The risks and dangers of illegal migration from Pakistan to Europe

Illegal migration from Pakistan to Europe via the dangerous Libya route has become increasingly popular, with thousands of Pakistanis seeking work and a better life abroad. However, this route is fraught with peril, as highlighted by the recent sinking of an overcrowded vessel off Greece, resulting in a significant loss of life. The demand for illegal migration stems from the dire economic situation in Pakistan, with high unemployment rates, soaring inflation, and a devalued currency. The lure of better salaries and opportunities in Europe is prompting many Pakistanis to take the risk of embarking on this treacherous journey.

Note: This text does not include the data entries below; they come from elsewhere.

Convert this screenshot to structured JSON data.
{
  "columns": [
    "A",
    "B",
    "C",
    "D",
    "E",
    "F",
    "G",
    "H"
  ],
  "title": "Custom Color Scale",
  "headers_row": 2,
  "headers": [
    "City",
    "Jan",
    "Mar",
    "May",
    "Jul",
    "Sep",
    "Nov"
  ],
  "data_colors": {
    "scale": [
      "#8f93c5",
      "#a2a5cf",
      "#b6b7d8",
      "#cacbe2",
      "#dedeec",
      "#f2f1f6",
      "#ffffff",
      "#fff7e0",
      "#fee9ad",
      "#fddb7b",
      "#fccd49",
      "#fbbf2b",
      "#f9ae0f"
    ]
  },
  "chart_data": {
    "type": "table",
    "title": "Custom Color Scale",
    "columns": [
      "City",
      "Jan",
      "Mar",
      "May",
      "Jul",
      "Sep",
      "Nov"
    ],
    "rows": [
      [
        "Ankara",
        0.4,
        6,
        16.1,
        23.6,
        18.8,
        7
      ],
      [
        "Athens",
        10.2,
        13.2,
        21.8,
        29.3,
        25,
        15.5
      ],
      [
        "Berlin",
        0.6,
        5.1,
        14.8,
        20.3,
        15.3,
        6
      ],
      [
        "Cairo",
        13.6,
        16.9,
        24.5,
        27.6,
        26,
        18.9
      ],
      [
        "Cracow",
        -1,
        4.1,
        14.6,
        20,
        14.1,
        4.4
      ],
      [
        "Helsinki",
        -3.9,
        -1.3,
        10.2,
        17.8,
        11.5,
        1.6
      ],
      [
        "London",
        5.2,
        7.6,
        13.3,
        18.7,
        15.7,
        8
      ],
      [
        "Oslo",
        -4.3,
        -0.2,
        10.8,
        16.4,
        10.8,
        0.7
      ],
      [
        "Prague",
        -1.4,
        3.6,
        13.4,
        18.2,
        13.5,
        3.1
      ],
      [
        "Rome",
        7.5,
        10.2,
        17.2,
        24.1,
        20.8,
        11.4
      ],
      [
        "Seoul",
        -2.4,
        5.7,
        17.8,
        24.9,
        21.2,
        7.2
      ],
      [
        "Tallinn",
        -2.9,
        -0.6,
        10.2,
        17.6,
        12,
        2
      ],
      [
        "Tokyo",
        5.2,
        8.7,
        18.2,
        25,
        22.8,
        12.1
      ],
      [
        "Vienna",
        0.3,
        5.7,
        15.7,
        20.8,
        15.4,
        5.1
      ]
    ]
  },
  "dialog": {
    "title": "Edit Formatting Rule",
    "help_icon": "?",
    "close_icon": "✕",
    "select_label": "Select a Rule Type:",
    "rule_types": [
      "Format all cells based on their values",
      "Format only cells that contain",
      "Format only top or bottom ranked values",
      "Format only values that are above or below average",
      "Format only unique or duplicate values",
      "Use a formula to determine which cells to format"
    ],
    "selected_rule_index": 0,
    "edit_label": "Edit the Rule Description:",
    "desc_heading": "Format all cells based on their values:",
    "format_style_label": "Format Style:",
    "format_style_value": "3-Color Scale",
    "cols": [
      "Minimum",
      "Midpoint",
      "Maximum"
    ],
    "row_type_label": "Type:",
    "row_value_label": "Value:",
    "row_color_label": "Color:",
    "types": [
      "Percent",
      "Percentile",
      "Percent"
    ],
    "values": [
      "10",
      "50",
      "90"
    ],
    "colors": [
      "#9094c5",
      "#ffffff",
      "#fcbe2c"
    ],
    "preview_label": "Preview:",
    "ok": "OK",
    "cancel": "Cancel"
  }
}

The Pakistan authorities estimate that in the first six months of 2023, nearly 13,000 individuals left the country for Libya or Egypt, compared to around 7,000 in the entire year of 2022. Of those who left, approximately 10,000 have not returned, leaving their families anxious and uncertain of their fate. The migrants fly to Dubai or Egypt on valid visas before boarding large boats from eastern Libya to Europe. This new route has gained popularity due to cracking down on illegal arrivals in countries like Turkey. The increase in demand for this route highlights the desperation of many Pakistanis to escape the economic hardships in their own country.

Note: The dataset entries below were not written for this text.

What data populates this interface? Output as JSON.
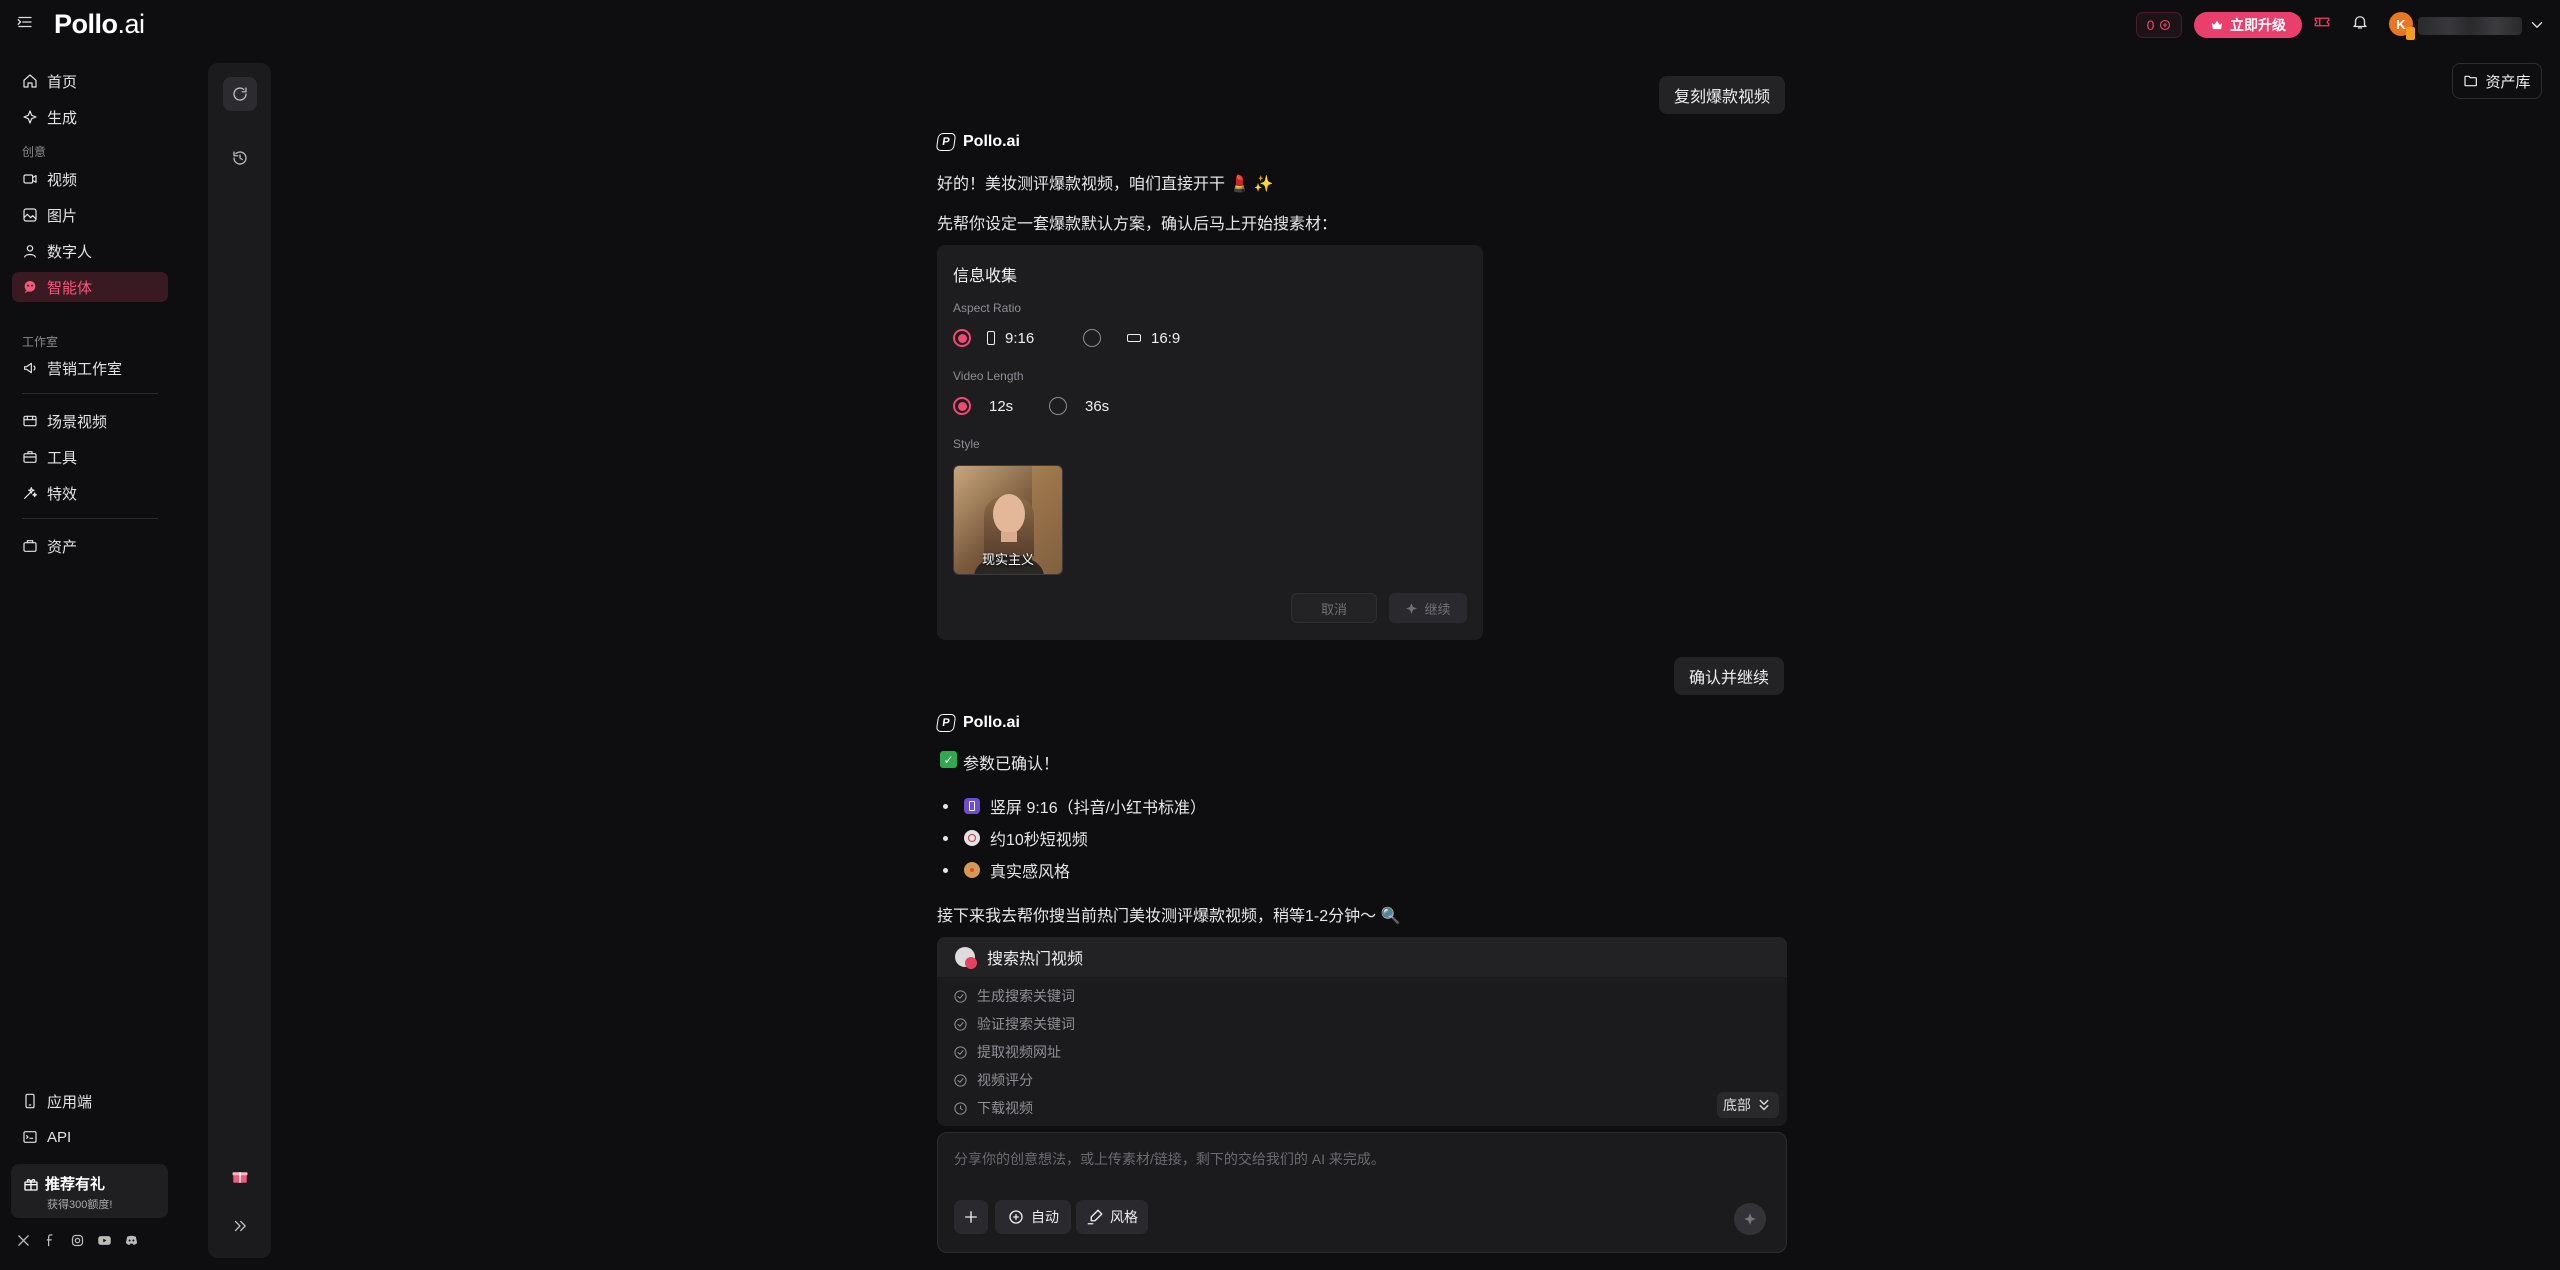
{
  "app": {
    "logo_main": "Pollo",
    "logo_suffix": ".ai"
  },
  "topbar": {
    "credits": "0",
    "upgrade_label": "立即升级",
    "avatar_letter": "K",
    "accent": "#ea3f6d"
  },
  "sidebar": {
    "items": [
      {
        "label": "首页",
        "icon": "home-icon"
      },
      {
        "label": "生成",
        "icon": "sparkle-icon"
      },
      {
        "label": "视频",
        "icon": "video-icon"
      },
      {
        "label": "图片",
        "icon": "image-icon"
      },
      {
        "label": "数字人",
        "icon": "avatar-icon"
      },
      {
        "label": "智能体",
        "icon": "agent-icon",
        "active": true
      },
      {
        "label": "营销工作室",
        "icon": "megaphone-icon"
      },
      {
        "label": "场景视频",
        "icon": "scene-icon"
      },
      {
        "label": "工具",
        "icon": "toolbox-icon"
      },
      {
        "label": "特效",
        "icon": "effects-icon"
      },
      {
        "label": "资产",
        "icon": "assets-icon"
      },
      {
        "label": "应用端",
        "icon": "app-icon"
      },
      {
        "label": "API",
        "icon": "api-icon"
      }
    ],
    "sections": {
      "create": "创意",
      "studio": "工作室"
    },
    "promo": {
      "title": "推荐有礼",
      "subtitle": "获得300额度!"
    }
  },
  "library_label": "资产库",
  "chat": {
    "user_msg_1": "复刻爆款视频",
    "agent_name": "Pollo.ai",
    "agent_msg_1": "好的！美妆测评爆款视频，咱们直接开干 💄 ✨",
    "agent_msg_2": "先帮你设定一套爆款默认方案，确认后马上开始搜素材：",
    "form": {
      "title": "信息收集",
      "aspect_label": "Aspect Ratio",
      "aspect_options": [
        "9:16",
        "16:9"
      ],
      "length_label": "Video Length",
      "length_options": [
        "12s",
        "36s"
      ],
      "style_label": "Style",
      "style_option": "现实主义",
      "cancel": "取消",
      "continue": "继续"
    },
    "user_msg_2": "确认并继续",
    "confirmed": "参数已确认！",
    "bullets": [
      "竖屏 9:16（抖音/小红书标准）",
      "约10秒短视频",
      "真实感风格"
    ],
    "agent_msg_3": "接下来我去帮你搜当前热门美妆测评爆款视频，稍等1-2分钟～ 🔍",
    "task": {
      "title": "搜索热门视频",
      "steps": [
        "生成搜索关键词",
        "验证搜索关键词",
        "提取视频网址",
        "视频评分",
        "下载视频"
      ]
    },
    "bottom_label": "底部"
  },
  "composer": {
    "placeholder": "分享你的创意想法，或上传素材/链接，剩下的交给我们的 AI 来完成。",
    "auto_label": "自动",
    "style_label": "风格"
  }
}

The journey comes with a high cost, both financially and in terms of human lives. Migrants are willing to pay exorbitant amounts, ranging from 2.5-3 million rupees, to secure a spot on these dangerous boats. Smugglers, who have been operating for years, facilitate the migration process but deny responsibility for the shipwrecks and tragic outcomes. The enforcement of illegal migration from Pakistan is a challenging task for authorities as families often prefer out-of-court settlements, hindering investigations into human smuggling networks.

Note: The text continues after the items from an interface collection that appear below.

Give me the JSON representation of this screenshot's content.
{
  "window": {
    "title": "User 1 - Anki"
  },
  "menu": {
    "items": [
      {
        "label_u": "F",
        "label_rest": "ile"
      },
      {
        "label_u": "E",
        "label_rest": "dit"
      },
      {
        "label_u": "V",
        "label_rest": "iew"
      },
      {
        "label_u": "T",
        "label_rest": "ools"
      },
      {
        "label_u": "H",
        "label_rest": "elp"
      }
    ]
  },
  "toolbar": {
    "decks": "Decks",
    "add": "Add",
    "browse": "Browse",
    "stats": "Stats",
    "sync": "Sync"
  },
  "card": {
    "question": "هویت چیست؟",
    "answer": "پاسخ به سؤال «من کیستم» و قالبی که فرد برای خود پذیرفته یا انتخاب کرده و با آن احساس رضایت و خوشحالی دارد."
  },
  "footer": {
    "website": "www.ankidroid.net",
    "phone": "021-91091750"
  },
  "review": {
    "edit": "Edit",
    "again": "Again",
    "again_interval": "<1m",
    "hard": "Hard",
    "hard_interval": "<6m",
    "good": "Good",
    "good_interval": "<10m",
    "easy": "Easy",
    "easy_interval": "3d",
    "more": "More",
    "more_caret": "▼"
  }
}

The perilous conditions faced by those who make it to Libya are equally troubling. Families receive desperate pleas for money from their loved ones trapped in crowded, unsanitary rooms with minimal food and inhumane treatment. However, the families’ desires regarding their relatives’ fate are conflicted, with some initially wishing for a safe passage to Europe but later wanting them to return home.

The Pakistani government is aware of the situation and working to address it, but despite crackdowns and awareness campaigns, the allure of a better life overseas continues to entice many individuals to undertake the dangerous journey. Prohibiting illegal migration and ensuring the safety and well-being of Pakistani citizens remains a significant challenge for law enforcement.

The heartbreaking story of Fareed Hussain, who sent his teenage sons on the journey, serves as a grim reminder of the risks involved. The boys were presumed to have drowned in Greece’s waters, leaving their family devastated and with no bodies to bury. Fareed regrets his decision, urging others not to succumb to the promises of a brighter future abroad.

Overall, the increasing number of Pakistanis opting for the Libya route to Europe highlights the urgent need for the Pakistani government to address economic disparities, create job opportunities, and ensure social stability. Efforts should focus on improving living conditions, reducing unemployment, and promoting legal migration to protect the well-being and lives of Pakistani citizens.